Content starts

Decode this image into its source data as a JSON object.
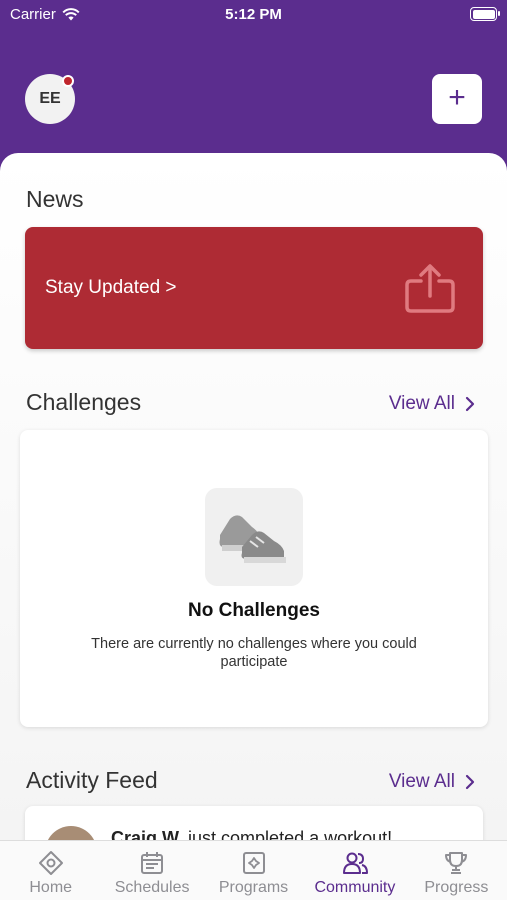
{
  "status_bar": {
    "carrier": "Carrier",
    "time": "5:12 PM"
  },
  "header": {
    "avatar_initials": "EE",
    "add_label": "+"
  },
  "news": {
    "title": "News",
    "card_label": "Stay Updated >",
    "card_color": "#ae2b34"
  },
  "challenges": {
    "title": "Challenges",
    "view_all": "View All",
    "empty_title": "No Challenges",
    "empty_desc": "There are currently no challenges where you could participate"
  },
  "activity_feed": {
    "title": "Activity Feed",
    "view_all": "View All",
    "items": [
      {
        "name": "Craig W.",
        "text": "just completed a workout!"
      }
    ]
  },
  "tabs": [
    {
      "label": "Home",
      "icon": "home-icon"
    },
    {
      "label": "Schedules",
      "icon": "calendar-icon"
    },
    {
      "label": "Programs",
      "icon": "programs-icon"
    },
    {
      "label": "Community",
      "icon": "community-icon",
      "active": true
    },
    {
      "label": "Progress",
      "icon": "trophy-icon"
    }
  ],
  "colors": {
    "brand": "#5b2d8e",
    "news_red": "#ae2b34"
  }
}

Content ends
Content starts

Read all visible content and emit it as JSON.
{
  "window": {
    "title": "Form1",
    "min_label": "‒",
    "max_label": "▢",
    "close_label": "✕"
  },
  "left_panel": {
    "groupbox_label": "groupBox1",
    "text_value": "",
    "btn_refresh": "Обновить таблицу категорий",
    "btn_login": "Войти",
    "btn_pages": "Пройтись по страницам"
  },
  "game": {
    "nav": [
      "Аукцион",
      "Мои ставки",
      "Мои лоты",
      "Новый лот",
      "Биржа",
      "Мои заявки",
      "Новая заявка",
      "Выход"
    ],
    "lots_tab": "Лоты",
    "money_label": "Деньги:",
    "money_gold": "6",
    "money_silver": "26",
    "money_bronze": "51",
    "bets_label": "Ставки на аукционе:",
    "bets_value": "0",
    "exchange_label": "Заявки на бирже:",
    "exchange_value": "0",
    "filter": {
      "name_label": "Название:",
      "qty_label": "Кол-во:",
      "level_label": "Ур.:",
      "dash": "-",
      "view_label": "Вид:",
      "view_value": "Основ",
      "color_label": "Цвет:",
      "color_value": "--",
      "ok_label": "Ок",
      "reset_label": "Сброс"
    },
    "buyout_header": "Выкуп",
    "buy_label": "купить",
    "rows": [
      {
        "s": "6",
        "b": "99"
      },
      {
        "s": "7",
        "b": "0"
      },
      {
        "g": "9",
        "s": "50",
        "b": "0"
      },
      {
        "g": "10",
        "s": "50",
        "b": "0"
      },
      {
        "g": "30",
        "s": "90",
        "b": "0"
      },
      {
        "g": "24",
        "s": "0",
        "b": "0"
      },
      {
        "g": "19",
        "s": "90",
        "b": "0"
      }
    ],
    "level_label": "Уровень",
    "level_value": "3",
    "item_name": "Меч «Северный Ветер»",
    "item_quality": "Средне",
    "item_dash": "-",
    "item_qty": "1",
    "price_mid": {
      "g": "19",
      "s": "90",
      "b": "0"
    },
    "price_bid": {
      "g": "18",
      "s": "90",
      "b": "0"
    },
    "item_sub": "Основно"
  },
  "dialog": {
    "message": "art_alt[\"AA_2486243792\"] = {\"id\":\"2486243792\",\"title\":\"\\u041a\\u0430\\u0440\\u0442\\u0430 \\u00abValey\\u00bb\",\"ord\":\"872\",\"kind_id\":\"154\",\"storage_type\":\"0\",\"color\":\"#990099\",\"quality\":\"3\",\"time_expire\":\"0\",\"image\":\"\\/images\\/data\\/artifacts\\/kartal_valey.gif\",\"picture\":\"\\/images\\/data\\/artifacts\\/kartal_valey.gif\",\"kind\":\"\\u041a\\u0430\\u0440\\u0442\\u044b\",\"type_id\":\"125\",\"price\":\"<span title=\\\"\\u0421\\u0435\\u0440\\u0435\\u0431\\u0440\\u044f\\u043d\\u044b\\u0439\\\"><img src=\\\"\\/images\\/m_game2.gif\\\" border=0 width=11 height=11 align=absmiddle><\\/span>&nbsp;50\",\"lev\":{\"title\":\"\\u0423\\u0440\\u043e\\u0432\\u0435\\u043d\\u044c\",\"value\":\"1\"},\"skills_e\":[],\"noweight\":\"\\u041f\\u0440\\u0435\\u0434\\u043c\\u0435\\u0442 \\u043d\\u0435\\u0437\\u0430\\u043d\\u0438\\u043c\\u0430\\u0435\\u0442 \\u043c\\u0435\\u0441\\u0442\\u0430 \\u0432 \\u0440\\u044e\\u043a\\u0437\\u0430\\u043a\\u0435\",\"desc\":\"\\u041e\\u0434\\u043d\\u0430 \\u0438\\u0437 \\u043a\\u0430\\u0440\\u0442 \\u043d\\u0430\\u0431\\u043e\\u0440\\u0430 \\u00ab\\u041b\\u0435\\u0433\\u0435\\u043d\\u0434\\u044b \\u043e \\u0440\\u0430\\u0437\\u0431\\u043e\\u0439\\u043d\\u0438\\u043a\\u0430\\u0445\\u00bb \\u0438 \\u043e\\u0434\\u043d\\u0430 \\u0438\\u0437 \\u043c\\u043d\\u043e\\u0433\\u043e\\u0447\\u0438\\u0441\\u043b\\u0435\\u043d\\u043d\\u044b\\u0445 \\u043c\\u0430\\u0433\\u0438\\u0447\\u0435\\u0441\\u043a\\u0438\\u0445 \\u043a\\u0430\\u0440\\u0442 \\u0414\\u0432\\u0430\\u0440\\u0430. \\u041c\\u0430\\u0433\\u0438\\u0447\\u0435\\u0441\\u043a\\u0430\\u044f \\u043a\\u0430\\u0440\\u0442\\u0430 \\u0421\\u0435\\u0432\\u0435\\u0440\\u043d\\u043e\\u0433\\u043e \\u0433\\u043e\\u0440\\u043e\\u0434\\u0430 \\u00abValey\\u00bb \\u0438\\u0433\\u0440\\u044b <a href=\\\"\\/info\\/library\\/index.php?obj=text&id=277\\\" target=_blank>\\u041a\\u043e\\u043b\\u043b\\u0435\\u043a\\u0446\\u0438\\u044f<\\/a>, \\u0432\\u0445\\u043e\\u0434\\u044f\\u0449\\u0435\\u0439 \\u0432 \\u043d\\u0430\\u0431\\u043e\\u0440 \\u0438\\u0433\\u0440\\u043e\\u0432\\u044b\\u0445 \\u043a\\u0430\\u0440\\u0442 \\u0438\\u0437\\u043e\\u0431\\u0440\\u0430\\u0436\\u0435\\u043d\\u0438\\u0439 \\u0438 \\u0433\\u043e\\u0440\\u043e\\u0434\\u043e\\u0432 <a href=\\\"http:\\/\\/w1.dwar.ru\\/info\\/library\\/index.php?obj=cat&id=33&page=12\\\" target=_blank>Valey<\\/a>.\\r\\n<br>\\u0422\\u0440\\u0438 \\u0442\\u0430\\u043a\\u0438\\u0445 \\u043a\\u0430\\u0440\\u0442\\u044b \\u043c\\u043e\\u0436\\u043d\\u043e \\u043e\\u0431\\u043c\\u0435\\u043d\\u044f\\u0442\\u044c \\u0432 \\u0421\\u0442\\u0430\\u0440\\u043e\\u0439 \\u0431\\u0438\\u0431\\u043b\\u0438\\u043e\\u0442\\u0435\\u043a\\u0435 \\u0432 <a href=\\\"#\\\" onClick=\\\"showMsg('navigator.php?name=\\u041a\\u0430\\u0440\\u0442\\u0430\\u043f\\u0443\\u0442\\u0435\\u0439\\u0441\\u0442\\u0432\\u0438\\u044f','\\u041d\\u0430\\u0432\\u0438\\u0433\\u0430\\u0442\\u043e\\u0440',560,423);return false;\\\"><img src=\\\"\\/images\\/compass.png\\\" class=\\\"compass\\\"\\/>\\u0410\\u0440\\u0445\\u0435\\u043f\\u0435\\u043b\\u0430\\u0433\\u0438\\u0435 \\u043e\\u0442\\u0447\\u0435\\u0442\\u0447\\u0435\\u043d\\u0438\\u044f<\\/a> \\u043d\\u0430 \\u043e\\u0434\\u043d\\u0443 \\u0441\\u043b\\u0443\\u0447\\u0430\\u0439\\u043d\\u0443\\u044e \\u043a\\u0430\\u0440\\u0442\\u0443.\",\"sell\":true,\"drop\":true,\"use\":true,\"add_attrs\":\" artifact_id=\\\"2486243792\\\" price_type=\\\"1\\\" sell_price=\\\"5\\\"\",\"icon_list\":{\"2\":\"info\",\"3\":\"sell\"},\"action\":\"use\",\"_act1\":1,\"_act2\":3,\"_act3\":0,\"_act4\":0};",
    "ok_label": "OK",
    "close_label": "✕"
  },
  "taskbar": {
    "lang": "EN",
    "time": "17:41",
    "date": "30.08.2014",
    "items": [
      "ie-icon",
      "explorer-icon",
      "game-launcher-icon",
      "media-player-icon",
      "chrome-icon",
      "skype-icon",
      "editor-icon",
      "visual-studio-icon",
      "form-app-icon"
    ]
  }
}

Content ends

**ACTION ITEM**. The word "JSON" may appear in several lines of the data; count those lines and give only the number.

**EXERCISE SOLUTION**. 2